Of course, nobody would disagree with this statement. God does bless obedience. The question is "Whose obedience?" Our Presbyterian friend seemed to be emphasizing her and her husband's personal obedience. My wife and I only emphasize Christ's obedience (i.e. "His fulfillment of the Law"), and God's blessings freely given to us because of our faith in Christ.

This is the fundamental difference between Old Covenant Christians and New Covenant Christians.

Baptists historically have been New Covenant Christians. The early 18th century Baptists were uninterested inturning sinners into Mosaic Law-keepers and solely concerned with turning sinners into Christ believers. When Jesus Christ told us He came to fulfill the Law and the prophets, He meant it (Matthew 5:17). He fulfilled the Law with His life, death and resurrection, and then He abolished it and became a new Law Giver for His people. He said:

"A new commandment I give to you, that you love one another, even as I have loved you, that you also love one another. By this all men will know that you are My disciples, if you have love for one another" (John 13:34-35).

Some might wonder about the practical differences between an Old Covenant believer as compared to the New Covenant believer. One of the best illustrations of the differences between the behavior of Old Covenant Christians when compared to the behavior of New Covenant Christians is given by my friend Jon Zens.

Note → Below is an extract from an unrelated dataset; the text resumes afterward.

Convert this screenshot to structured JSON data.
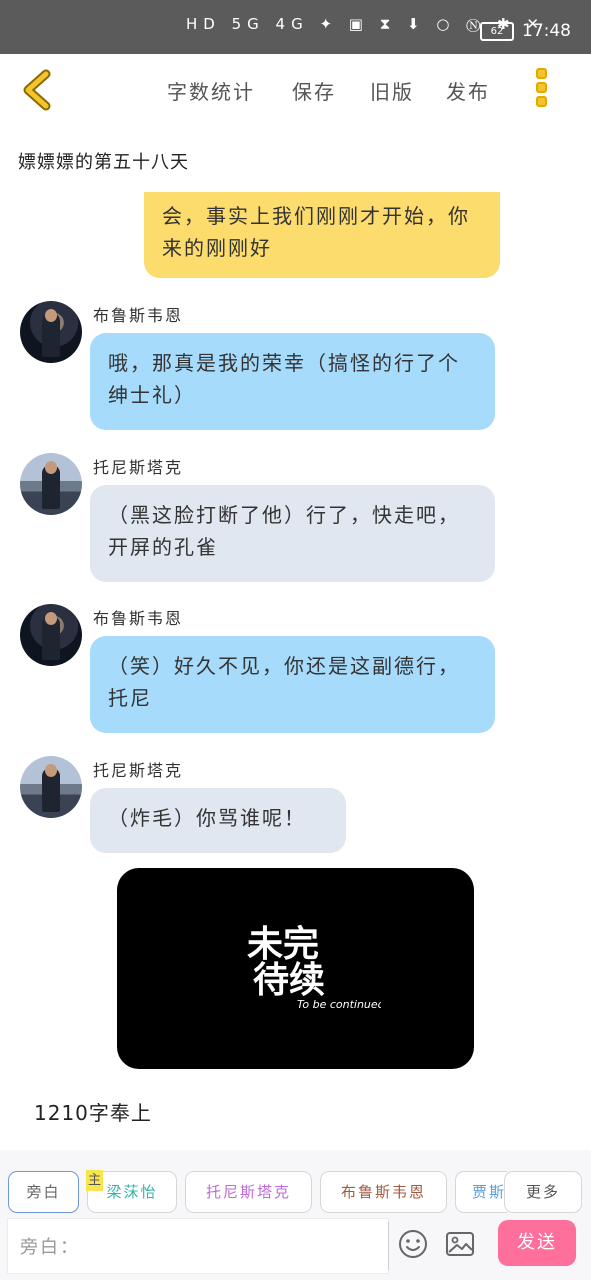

Jon points out that the Puritans (Old Covenant Christians) came over to the New World and found themselves facing the Native Americans (Indians). Old Covenant typology dominated their behavior toward the Indians. The Puritans saw their exodus from England paralleling Israel's exodus from Egypt in the Old Testament. The Puritans viewed their crossing of the Atlantic as a parallel to Israel's crossing of the Red Sea. The Puritans believed that their arrival in the New World paralleled Israel's arrival and entrance into the land of Canaan. The Puritans hoped that the New World would indeed be a land "flowing with milk and honey."

But now came the mistake the Puritans made because of their emphasis on the Old Covenant.

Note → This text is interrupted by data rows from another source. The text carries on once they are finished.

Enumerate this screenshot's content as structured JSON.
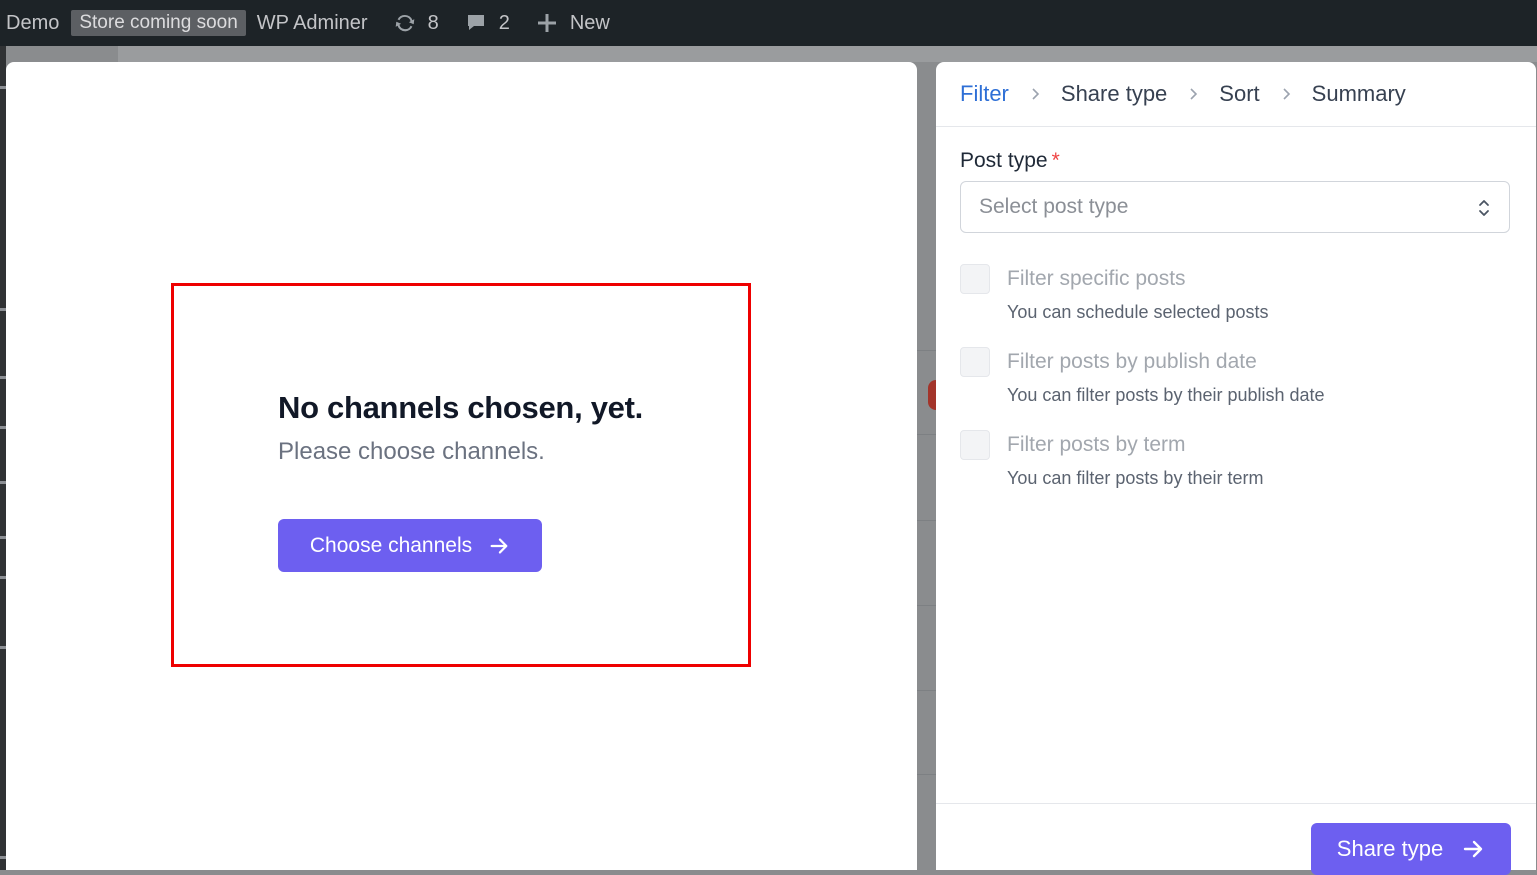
{
  "adminbar": {
    "site": "Demo",
    "store_badge": "Store coming soon",
    "adminer": "WP Adminer",
    "updates_count": "8",
    "comments_count": "2",
    "new_label": "New"
  },
  "channels": {
    "empty_title": "No channels chosen, yet.",
    "empty_subtitle": "Please choose channels.",
    "choose_button": "Choose channels"
  },
  "wizard": {
    "steps": [
      "Filter",
      "Share type",
      "Sort",
      "Summary"
    ],
    "active_step": "Filter",
    "post_type": {
      "label": "Post type",
      "required_mark": "*",
      "placeholder": "Select post type"
    },
    "options": [
      {
        "title": "Filter specific posts",
        "description": "You can schedule selected posts"
      },
      {
        "title": "Filter posts by publish date",
        "description": "You can filter posts by their publish date"
      },
      {
        "title": "Filter posts by term",
        "description": "You can filter posts by their term"
      }
    ],
    "next_button": "Share type"
  },
  "colors": {
    "primary": "#6d5ff0",
    "active_step": "#2e6fd6",
    "required": "#ef4444",
    "highlight": "#ee0000",
    "adminbar": "#1d2327"
  }
}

The Puritans believed that the Native Americans they met in the New World paralleled Israel meeting the heathen nations in the land of Canaan. How should they respond? Old Covenant typology pointed to casting out the Native peoples by force, precisely as Israel cast out the heathen nations in Canaan. However, New Covenant theology commands believers in Christ to love their enemies. Should the Puritans follow the Law of Christ by loving and evangelizing the Indians, or should the Puritans follow the example of Old Covenant Israel and kill the native dwellers? According to Zens, the Puritans behaved in a manner consistent with their Old Covenant beliefs. Over time they removed or exterminated the Indians, claiming the New World for God.

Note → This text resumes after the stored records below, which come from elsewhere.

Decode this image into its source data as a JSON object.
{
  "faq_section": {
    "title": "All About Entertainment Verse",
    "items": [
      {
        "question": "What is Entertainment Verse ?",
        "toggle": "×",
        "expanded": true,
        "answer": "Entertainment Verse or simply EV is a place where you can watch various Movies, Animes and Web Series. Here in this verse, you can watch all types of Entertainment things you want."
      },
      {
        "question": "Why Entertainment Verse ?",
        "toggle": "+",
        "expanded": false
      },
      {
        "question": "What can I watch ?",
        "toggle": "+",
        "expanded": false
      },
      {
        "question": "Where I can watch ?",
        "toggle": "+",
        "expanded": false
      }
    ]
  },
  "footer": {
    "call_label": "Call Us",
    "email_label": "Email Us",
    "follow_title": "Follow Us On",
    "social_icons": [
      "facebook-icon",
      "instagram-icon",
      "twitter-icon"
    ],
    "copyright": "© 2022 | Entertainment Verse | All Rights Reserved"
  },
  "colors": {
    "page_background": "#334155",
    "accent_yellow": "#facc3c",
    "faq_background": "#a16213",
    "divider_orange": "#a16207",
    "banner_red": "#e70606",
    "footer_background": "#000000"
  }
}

Now, back to the Presbyterian lady we met. Her husband was not a believer. She had been married to him for over fifty years, but it had been "exceedingly difficult." She so desperately wanted her husband to be 'obedient' to God's Laws (worshipping on the Sabbath, tithing on their income, etc...) because "God blesses our obedience." I was worn out listening to her.

I would suggest that what her husband needed was a wife who was so full of Christ, so appreciative of the perfect righteousness that has been given to her because of her faith in Jesus, that she loves her husband exactly the way Christ loves her. It seems to me that if the New Covenant was the foundation of her theology and philosophy of living, then she would set aside any emphasis on her husband's performance--or lack thereof -- and simply love him without expectations or conditions.

Obviously, this post has simplified some very complex issues, but my goal is not so much to convince anyone of this truth as much as it is to encourage the beginning of a journey toward truth. It's an axiom that if there is maladjustment in one's behavior toward people, it's usually because of a problem in one's beliefs about God.

We need more New Covenant theology preaching in our churches so that our behavior as believers toward others will match our beliefs of God's behavior toward us in Christ - as taught in the apex of God's self-revelation, otherwise known as the New Testament.